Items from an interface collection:
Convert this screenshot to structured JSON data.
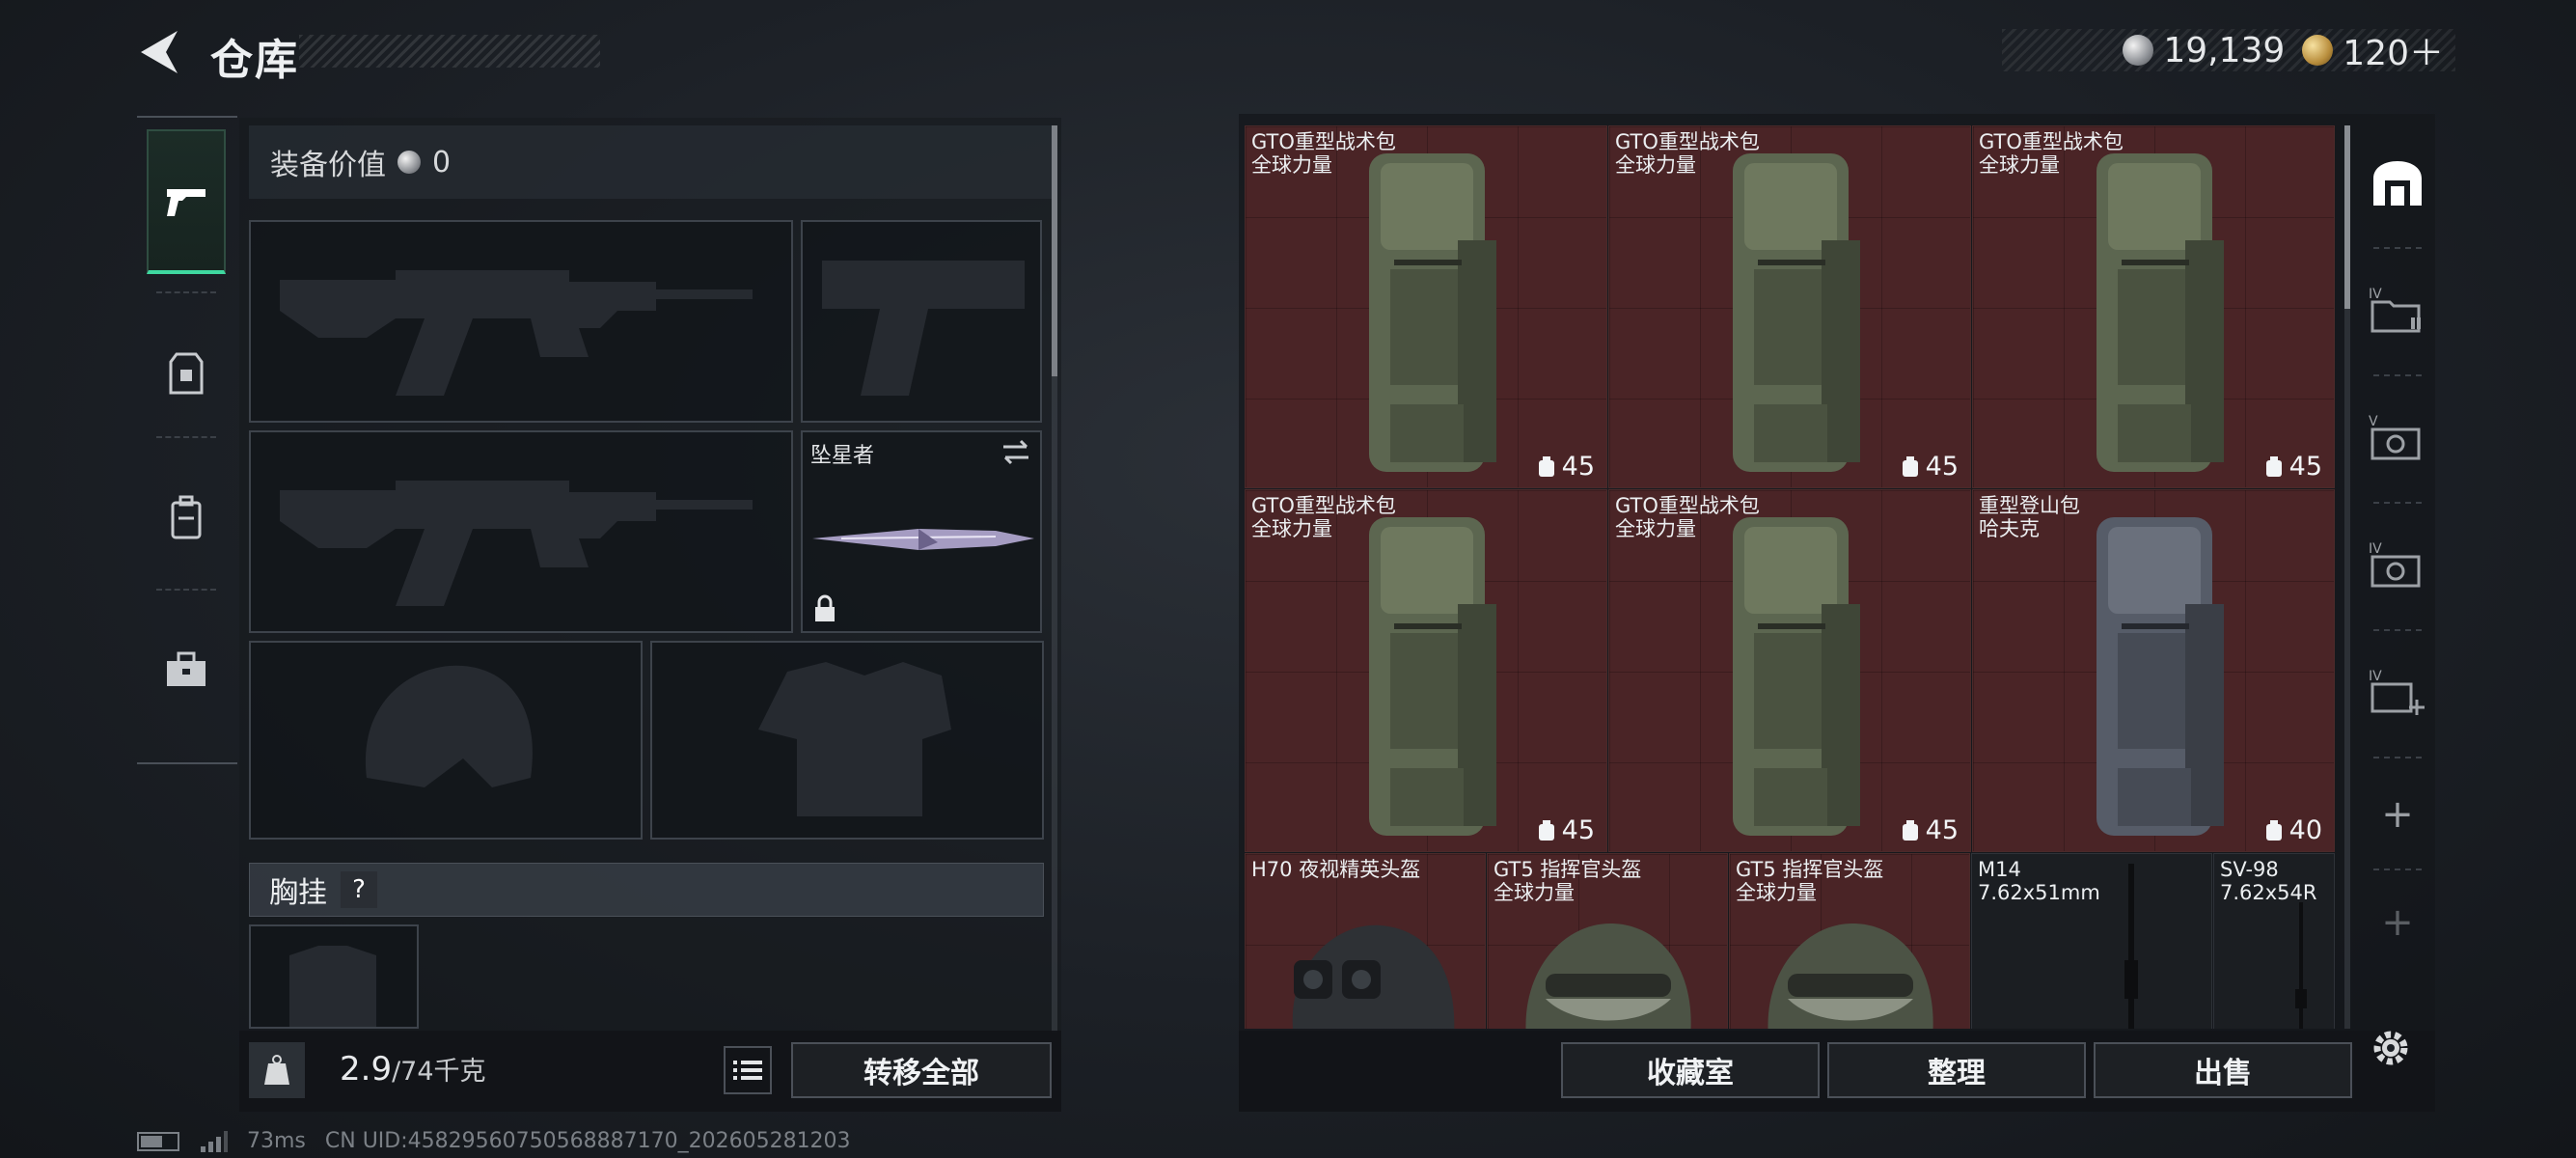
{
  "header": {
    "title": "仓库",
    "currencies": [
      {
        "icon": "silver-coin-icon",
        "value": "19,139"
      },
      {
        "icon": "gold-coin-icon",
        "value": "120＋"
      }
    ]
  },
  "equipment": {
    "value_label": "装备价值",
    "value": "0",
    "melee_name": "坠星者",
    "chest_rig_label": "胸挂",
    "help": "?",
    "weight_current": "2.9",
    "weight_max": "/74千克",
    "transfer_all": "转移全部"
  },
  "stash": {
    "items": [
      {
        "name": "GTO重型战术包",
        "sub": "全球力量",
        "count": "45"
      },
      {
        "name": "GTO重型战术包",
        "sub": "全球力量",
        "count": "45"
      },
      {
        "name": "GTO重型战术包",
        "sub": "全球力量",
        "count": "45"
      },
      {
        "name": "GTO重型战术包",
        "sub": "全球力量",
        "count": "45"
      },
      {
        "name": "GTO重型战术包",
        "sub": "全球力量",
        "count": "45"
      },
      {
        "name": "重型登山包",
        "sub": "哈夫克",
        "count": "40"
      }
    ],
    "small_items": [
      {
        "name": "H70 夜视精英头盔",
        "sub": ""
      },
      {
        "name": "GT5 指挥官头盔",
        "sub": "全球力量"
      },
      {
        "name": "GT5 指挥官头盔",
        "sub": "全球力量"
      },
      {
        "name": "M14",
        "sub": "7.62x51mm"
      },
      {
        "name": "SV-98",
        "sub": "7.62x54R"
      }
    ]
  },
  "actions": {
    "collection": "收藏室",
    "organize": "整理",
    "sell": "出售"
  },
  "status": {
    "ping": "73ms",
    "uid": "CN UID:4582956075056888717​0_202605281203"
  },
  "colors": {
    "accent": "#3fd8a0",
    "tile_bg": "#4a2426"
  }
}
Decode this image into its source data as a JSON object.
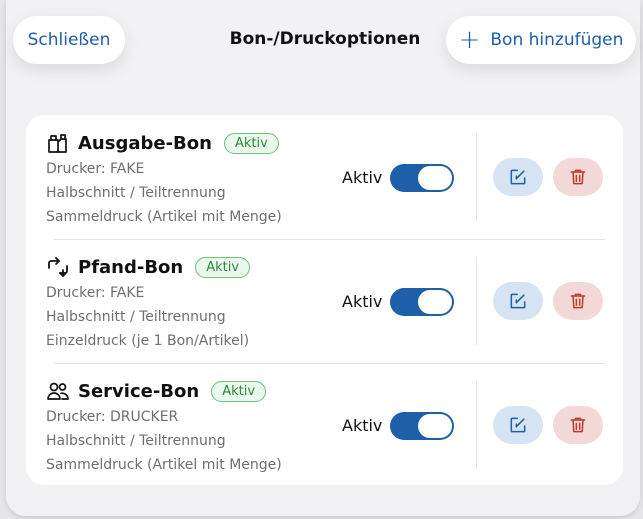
{
  "header": {
    "close_label": "Schließen",
    "title": "Bon-/Druckoptionen",
    "add_label": "Bon hinzufügen"
  },
  "colors": {
    "accent": "#1d5fa8",
    "active_green": "#2e8b3d",
    "delete_red": "#c0392b"
  },
  "rows": [
    {
      "icon": "receipt-bag-icon",
      "name": "Ausgabe-Bon",
      "badge": "Aktiv",
      "details": [
        "Drucker: FAKE",
        "Halbschnitt / Teiltrennung",
        "Sammeldruck (Artikel mit Menge)"
      ],
      "toggle_label": "Aktiv",
      "toggle_on": true
    },
    {
      "icon": "swap-arrows-icon",
      "name": "Pfand-Bon",
      "badge": "Aktiv",
      "details": [
        "Drucker: FAKE",
        "Halbschnitt / Teiltrennung",
        "Einzeldruck (je 1 Bon/Artikel)"
      ],
      "toggle_label": "Aktiv",
      "toggle_on": true
    },
    {
      "icon": "people-icon",
      "name": "Service-Bon",
      "badge": "Aktiv",
      "details": [
        "Drucker: DRUCKER",
        "Halbschnitt / Teiltrennung",
        "Sammeldruck (Artikel mit Menge)"
      ],
      "toggle_label": "Aktiv",
      "toggle_on": true
    }
  ]
}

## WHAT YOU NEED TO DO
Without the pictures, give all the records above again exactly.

## TASK ANSWER
Convert this screenshot to structured JSON data.
{
  "header": {
    "title": "仓库",
    "currencies": [
      {
        "icon": "silver-coin-icon",
        "value": "19,139"
      },
      {
        "icon": "gold-coin-icon",
        "value": "120＋"
      }
    ]
  },
  "equipment": {
    "value_label": "装备价值",
    "value": "0",
    "melee_name": "坠星者",
    "chest_rig_label": "胸挂",
    "help": "?",
    "weight_current": "2.9",
    "weight_max": "/74千克",
    "transfer_all": "转移全部"
  },
  "stash": {
    "items": [
      {
        "name": "GTO重型战术包",
        "sub": "全球力量",
        "count": "45"
      },
      {
        "name": "GTO重型战术包",
        "sub": "全球力量",
        "count": "45"
      },
      {
        "name": "GTO重型战术包",
        "sub": "全球力量",
        "count": "45"
      },
      {
        "name": "GTO重型战术包",
        "sub": "全球力量",
        "count": "45"
      },
      {
        "name": "GTO重型战术包",
        "sub": "全球力量",
        "count": "45"
      },
      {
        "name": "重型登山包",
        "sub": "哈夫克",
        "count": "40"
      }
    ],
    "small_items": [
      {
        "name": "H70 夜视精英头盔",
        "sub": ""
      },
      {
        "name": "GT5 指挥官头盔",
        "sub": "全球力量"
      },
      {
        "name": "GT5 指挥官头盔",
        "sub": "全球力量"
      },
      {
        "name": "M14",
        "sub": "7.62x51mm"
      },
      {
        "name": "SV-98",
        "sub": "7.62x54R"
      }
    ]
  },
  "actions": {
    "collection": "收藏室",
    "organize": "整理",
    "sell": "出售"
  },
  "status": {
    "ping": "73ms",
    "uid": "CN UID:4582956075056888717​0_202605281203"
  },
  "colors": {
    "accent": "#3fd8a0",
    "tile_bg": "#4a2426"
  }
}
Decode this image into its source data as a JSON object.
{
  "header": {
    "close_label": "Schließen",
    "title": "Bon-/Druckoptionen",
    "add_label": "Bon hinzufügen"
  },
  "colors": {
    "accent": "#1d5fa8",
    "active_green": "#2e8b3d",
    "delete_red": "#c0392b"
  },
  "rows": [
    {
      "icon": "receipt-bag-icon",
      "name": "Ausgabe-Bon",
      "badge": "Aktiv",
      "details": [
        "Drucker: FAKE",
        "Halbschnitt / Teiltrennung",
        "Sammeldruck (Artikel mit Menge)"
      ],
      "toggle_label": "Aktiv",
      "toggle_on": true
    },
    {
      "icon": "swap-arrows-icon",
      "name": "Pfand-Bon",
      "badge": "Aktiv",
      "details": [
        "Drucker: FAKE",
        "Halbschnitt / Teiltrennung",
        "Einzeldruck (je 1 Bon/Artikel)"
      ],
      "toggle_label": "Aktiv",
      "toggle_on": true
    },
    {
      "icon": "people-icon",
      "name": "Service-Bon",
      "badge": "Aktiv",
      "details": [
        "Drucker: DRUCKER",
        "Halbschnitt / Teiltrennung",
        "Sammeldruck (Artikel mit Menge)"
      ],
      "toggle_label": "Aktiv",
      "toggle_on": true
    }
  ]
}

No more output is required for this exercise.